— Task details —
Going through the entries below, count each line that holds "label" and give only the total.

— Data supplied —
▬▬▬▬▬▬▬▬▬▬
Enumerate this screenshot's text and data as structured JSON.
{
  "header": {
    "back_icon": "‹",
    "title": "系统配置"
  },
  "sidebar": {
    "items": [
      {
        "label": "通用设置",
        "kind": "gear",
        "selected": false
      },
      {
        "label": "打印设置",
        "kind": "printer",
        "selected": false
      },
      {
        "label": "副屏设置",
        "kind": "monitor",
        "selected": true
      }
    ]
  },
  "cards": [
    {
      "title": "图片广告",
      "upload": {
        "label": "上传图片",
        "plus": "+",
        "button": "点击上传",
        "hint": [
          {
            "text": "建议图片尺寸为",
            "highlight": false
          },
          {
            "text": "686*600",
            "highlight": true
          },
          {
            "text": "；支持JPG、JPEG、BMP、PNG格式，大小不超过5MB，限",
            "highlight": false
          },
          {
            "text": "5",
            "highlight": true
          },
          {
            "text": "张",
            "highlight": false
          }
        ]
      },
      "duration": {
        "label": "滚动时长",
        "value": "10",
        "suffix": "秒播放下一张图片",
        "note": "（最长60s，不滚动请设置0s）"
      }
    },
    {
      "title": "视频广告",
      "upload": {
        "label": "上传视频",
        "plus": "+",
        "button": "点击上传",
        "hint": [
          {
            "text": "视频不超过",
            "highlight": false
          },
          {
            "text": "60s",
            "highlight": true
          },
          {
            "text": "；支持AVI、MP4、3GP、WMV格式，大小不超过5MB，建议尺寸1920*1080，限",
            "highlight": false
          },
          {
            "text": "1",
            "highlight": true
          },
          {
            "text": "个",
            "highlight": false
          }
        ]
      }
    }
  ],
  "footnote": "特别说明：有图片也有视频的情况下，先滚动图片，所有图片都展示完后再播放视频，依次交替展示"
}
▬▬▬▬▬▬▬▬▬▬
— Output of the task —
6